Municipalities wanting to keep themselves free of “puppy mills” – large-scale commercial dog breeding operations that put profits above animal welfare – have a faithful companion in the Law School’s Animal Law Pro Bono Project.
The project, a community engagement arm of the Law School’s clinical program, is working to produce a model ordinance that cities and towns can use to amend local law. The goal, says Devin Franklin, a third-year student pursuing an environmental law concentration who spent part of the past summer researching the ordinance, is to give lawmakers an easily accessible tool for regulating dog breeders and improving the animals’ living conditions.
Dogs in puppy mills, Franklin says, are “packed in as products, in situations where it’s difficult to care for as many as they have and the conditions are unsanitary, such as having too many dogs in one cage.” A New York State law passed this past January gives municipalities the authority to regulate pet dealers and breeders, provided that regulation is at least as strict as state laws enforced by the Department of Agriculture and Markets.
The initiative builds on the success of the Animal Law Pro Bono Project’s model ordinance on “community cats” – un-owned cats that live outside and help keep the rodent population in check. The City of Buffalo recently adopted a version of the model ordinance produced by SUNY Buffalo Law students and faculty, directing city animal control officers to trap, neuter, vaccinate and return stray cats back into the city. Students continue to promote the model ordinance to other local municipalities.

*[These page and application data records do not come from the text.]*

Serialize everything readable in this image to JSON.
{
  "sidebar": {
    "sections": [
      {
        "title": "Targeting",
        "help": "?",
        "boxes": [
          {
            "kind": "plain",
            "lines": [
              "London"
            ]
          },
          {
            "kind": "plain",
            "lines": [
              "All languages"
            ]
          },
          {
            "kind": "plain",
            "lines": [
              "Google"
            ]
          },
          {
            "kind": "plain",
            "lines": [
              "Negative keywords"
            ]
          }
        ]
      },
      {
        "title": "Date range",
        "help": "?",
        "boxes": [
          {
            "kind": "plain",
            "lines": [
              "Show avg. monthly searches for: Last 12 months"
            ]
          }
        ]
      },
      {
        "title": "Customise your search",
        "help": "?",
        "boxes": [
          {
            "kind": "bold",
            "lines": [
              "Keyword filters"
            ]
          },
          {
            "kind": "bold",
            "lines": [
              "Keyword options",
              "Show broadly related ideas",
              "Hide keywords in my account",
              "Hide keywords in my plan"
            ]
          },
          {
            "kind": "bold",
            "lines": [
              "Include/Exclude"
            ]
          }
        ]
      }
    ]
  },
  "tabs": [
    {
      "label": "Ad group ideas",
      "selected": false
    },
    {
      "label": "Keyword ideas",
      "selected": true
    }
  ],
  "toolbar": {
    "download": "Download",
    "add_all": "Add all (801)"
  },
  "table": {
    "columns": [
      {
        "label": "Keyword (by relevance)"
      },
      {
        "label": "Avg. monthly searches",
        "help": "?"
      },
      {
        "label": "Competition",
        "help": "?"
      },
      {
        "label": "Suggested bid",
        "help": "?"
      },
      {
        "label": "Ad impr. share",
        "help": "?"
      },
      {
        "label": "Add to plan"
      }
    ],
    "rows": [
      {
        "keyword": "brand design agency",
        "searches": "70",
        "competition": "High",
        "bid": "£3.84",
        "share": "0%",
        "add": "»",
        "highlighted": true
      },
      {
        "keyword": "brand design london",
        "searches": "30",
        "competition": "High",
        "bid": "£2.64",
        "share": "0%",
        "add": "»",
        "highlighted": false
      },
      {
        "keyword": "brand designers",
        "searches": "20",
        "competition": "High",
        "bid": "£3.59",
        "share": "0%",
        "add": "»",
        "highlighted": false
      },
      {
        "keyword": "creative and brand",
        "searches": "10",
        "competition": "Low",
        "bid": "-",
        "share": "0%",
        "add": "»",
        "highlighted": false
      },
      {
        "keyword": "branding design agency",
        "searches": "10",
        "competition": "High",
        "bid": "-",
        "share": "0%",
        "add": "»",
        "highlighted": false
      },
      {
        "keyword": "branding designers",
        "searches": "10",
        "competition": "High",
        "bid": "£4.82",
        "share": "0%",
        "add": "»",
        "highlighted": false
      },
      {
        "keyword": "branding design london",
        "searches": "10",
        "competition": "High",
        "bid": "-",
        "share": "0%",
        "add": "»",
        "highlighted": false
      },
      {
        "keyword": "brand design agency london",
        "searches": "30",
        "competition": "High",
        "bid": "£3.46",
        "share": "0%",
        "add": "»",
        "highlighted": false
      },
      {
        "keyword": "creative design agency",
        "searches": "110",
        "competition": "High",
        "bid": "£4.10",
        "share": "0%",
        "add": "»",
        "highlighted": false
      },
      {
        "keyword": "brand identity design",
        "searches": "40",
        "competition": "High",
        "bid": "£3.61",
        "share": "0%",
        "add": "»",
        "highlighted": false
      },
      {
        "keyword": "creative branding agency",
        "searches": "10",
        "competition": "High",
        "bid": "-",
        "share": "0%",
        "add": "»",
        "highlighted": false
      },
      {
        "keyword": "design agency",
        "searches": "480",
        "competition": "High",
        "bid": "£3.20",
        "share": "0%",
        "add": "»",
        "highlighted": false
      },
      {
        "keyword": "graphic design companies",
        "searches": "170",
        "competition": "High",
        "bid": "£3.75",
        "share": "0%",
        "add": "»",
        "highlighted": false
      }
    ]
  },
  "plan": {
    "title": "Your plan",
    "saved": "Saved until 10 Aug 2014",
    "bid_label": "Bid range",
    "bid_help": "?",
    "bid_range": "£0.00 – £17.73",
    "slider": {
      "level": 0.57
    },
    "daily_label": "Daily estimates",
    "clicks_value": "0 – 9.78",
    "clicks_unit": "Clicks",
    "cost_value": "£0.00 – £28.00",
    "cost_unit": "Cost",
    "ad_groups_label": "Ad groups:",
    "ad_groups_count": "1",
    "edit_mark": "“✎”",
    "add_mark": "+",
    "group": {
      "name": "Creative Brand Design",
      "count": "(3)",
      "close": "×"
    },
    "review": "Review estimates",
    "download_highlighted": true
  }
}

For that initiative, the problem was evident: By some estimates, up to 90,000 stray cats inhabit Buffalo. Professor Kim Diana Connolly, vice dean for legal skills and director of clinical legal education, says it’s unclear whether any puppy mills are still operating in Western New York. But, local animal welfare organizations have concern.
As Franklin says, “Pet stores make a lot of money by selling puppies, and often they don’t double-check the origins of their puppies and what’s going on with the breeding moms,” Connolly says. “In a sense, this is animal cruelty before it gets to the consumer. We also need people to know that there are different options than going to a pet store, such as animal rescue groups.”
Connolly and Franklin say adoption of the model ordinance puts teeth into the effort to keep such facilities away, and the hope is that if a number of local municipalities sign on, Erie and Niagara counties will adopt similar laws countywide. The completed ordinance will be made available more widely as well.
“This is a win-win,” Connolly of the initiative, which more students will join in the fall semester. “It’s a fabulous learning opportunity for the students, teaching them about statutory interpretation, about the detailed researching of codes and about advocacy to pass new laws.”
In addition to researching ordinances regulating puppy mills, Franklin has looked at a web of licensing laws requiring inspection of breeding sites, as well as “puppy lemon laws,” under which a buyer who purchases a dog that turns out to be sick has some legal recourse.
When it’s finished, Connolly says, the model ordinance will adapt easily to local needs. “You want to make sure you’re not making the best the enemy of the good,” she says. “We have to have something that’s doable and affordable for municipalities. The key to good laws is enforcement, so it has to be workable, affordable and enforceable.”
Alumni who wish to volunteer their help with the puppy mills initiative are asked to contact Kim Connolly.